Ironically, the hunt ban resulted in an annual culling of seals anyway. “If the hunt were banned,” warned Mac Mercer, a marine biologist from McGill and Harvard, “we’d have to go quietly and bop off an annual quota of seals anyway, just to protect the fishery.”81 This is what has happened. The ship-based hunt has been eliminated and the landsmen hunt continues in limited form with an annual quota of seals.
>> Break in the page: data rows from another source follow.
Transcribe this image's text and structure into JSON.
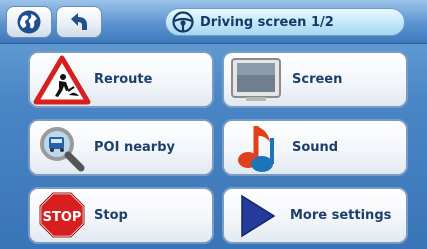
{
  "header": {
    "title": "Driving screen 1/2",
    "globe_icon": "globe-icon",
    "back_icon": "back-arrow-icon",
    "title_icon": "steering-wheel-icon"
  },
  "menu": {
    "items": [
      {
        "label": "Reroute",
        "icon": "road-works-icon"
      },
      {
        "label": "Screen",
        "icon": "monitor-icon"
      },
      {
        "label": "POI nearby",
        "icon": "magnifier-icon"
      },
      {
        "label": "Sound",
        "icon": "music-note-icon"
      },
      {
        "label": "Stop",
        "icon": "stop-sign-icon"
      },
      {
        "label": "More settings",
        "icon": "play-arrow-icon"
      }
    ]
  },
  "icons": {
    "stop_sign_text": "STOP"
  },
  "colors": {
    "background": "#4a86c6",
    "tile_border": "#7a9cc2",
    "label": "#1d3f6b",
    "title": "#163a66"
  }
}
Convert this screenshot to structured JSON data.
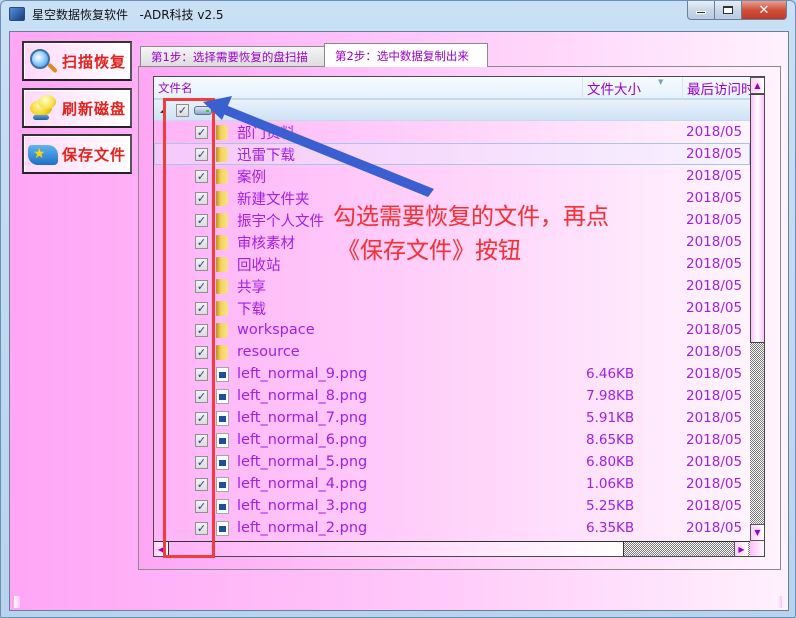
{
  "window": {
    "title": "星空数据恢复软件   -ADR科技 v2.5",
    "controls": [
      "minimize",
      "maximize",
      "close"
    ]
  },
  "sidebar": {
    "buttons": [
      {
        "label": "扫描恢复",
        "icon": "magnifier-icon"
      },
      {
        "label": "刷新磁盘",
        "icon": "refresh-bubbles-icon"
      },
      {
        "label": "保存文件",
        "icon": "save-star-icon"
      }
    ]
  },
  "tabs": [
    {
      "label": "第1步：选择需要恢复的盘扫描",
      "active": false
    },
    {
      "label": "第2步：选中数据复制出来",
      "active": true
    }
  ],
  "list": {
    "columns": {
      "name": "文件名",
      "size": "文件大小",
      "date": "最后访问时"
    },
    "drive": {
      "label": ":",
      "checked": true,
      "expanded": true
    },
    "rows": [
      {
        "type": "folder",
        "name": "部门资料",
        "size": "",
        "date": "2018/05",
        "checked": true
      },
      {
        "type": "folder",
        "name": "迅雷下载",
        "size": "",
        "date": "2018/05",
        "checked": true,
        "selected": true
      },
      {
        "type": "folder",
        "name": "案例",
        "size": "",
        "date": "2018/05",
        "checked": true
      },
      {
        "type": "folder",
        "name": "新建文件夹",
        "size": "",
        "date": "2018/05",
        "checked": true
      },
      {
        "type": "folder",
        "name": "振宇个人文件",
        "size": "",
        "date": "2018/05",
        "checked": true
      },
      {
        "type": "folder",
        "name": "审核素材",
        "size": "",
        "date": "2018/05",
        "checked": true
      },
      {
        "type": "folder",
        "name": "回收站",
        "size": "",
        "date": "2018/05",
        "checked": true
      },
      {
        "type": "folder",
        "name": "共享",
        "size": "",
        "date": "2018/05",
        "checked": true
      },
      {
        "type": "folder",
        "name": "下载",
        "size": "",
        "date": "2018/05",
        "checked": true
      },
      {
        "type": "folder",
        "name": "workspace",
        "size": "",
        "date": "2018/05",
        "checked": true
      },
      {
        "type": "folder",
        "name": "resource",
        "size": "",
        "date": "2018/05",
        "checked": true
      },
      {
        "type": "file",
        "name": "left_normal_9.png",
        "size": "6.46KB",
        "date": "2018/05",
        "checked": true
      },
      {
        "type": "file",
        "name": "left_normal_8.png",
        "size": "7.98KB",
        "date": "2018/05",
        "checked": true
      },
      {
        "type": "file",
        "name": "left_normal_7.png",
        "size": "5.91KB",
        "date": "2018/05",
        "checked": true
      },
      {
        "type": "file",
        "name": "left_normal_6.png",
        "size": "8.65KB",
        "date": "2018/05",
        "checked": true
      },
      {
        "type": "file",
        "name": "left_normal_5.png",
        "size": "6.80KB",
        "date": "2018/05",
        "checked": true
      },
      {
        "type": "file",
        "name": "left_normal_4.png",
        "size": "1.06KB",
        "date": "2018/05",
        "checked": true
      },
      {
        "type": "file",
        "name": "left_normal_3.png",
        "size": "5.25KB",
        "date": "2018/05",
        "checked": true
      },
      {
        "type": "file",
        "name": "left_normal_2.png",
        "size": "6.35KB",
        "date": "2018/05",
        "checked": true
      }
    ]
  },
  "annotation": {
    "line1": "勾选需要恢复的文件，再点",
    "line2": "《保存文件》按钮",
    "color": "#f0323a"
  },
  "colors": {
    "accent_text": "#a21ee6",
    "button_text": "#e4211b",
    "highlight_box": "#f03c3c",
    "arrow": "#3a5fd0"
  }
}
26 The Inuit sealers were not just affected by the harp seal hunt ban. While the Greenpeace campaign specifically targeted harp sealing, it also had an adverse effect on the ringed seal market, which was very important to the Inuit economy. Ringed seals are not cute and cuddly when young, and that is likely why they were not part of the campaign, although the ringed seal demand was equally decreased.82 James E. Candow explores this idea in his history of the seal hunt, Of Men and Seals. Candow credits Pol Chantraine, a sealer and journalist, for the explanation of the subconscious appeal to the images of the harp seal pups.83
Chantraine saw that a whitecoat shares many of the same characteristics that adults respond to in a child: proportionately large head, large low-lying eyes, and awkward movements. He concluded that the physical appearance of the whitecoat subconsciously triggers protective behaviour among humans.84
The inaccurate belief that the meat was not used also needs to be addressed, as it was a key criticism of the hunt. In a statement to the Royal Commission on Sealing set up in 1985, a sealer testified:
It is not a well known fact, but it is accurate that the great majority of seal meat is fully utilized. It angers me when I see on the TV pictures of whitecoat seal carcasses just left on the ice. There is very little useable meat on an animal of that age. The flippers are used, but the TV coverage doesn’t show that. On the older animals which we take, all of the meat is used.85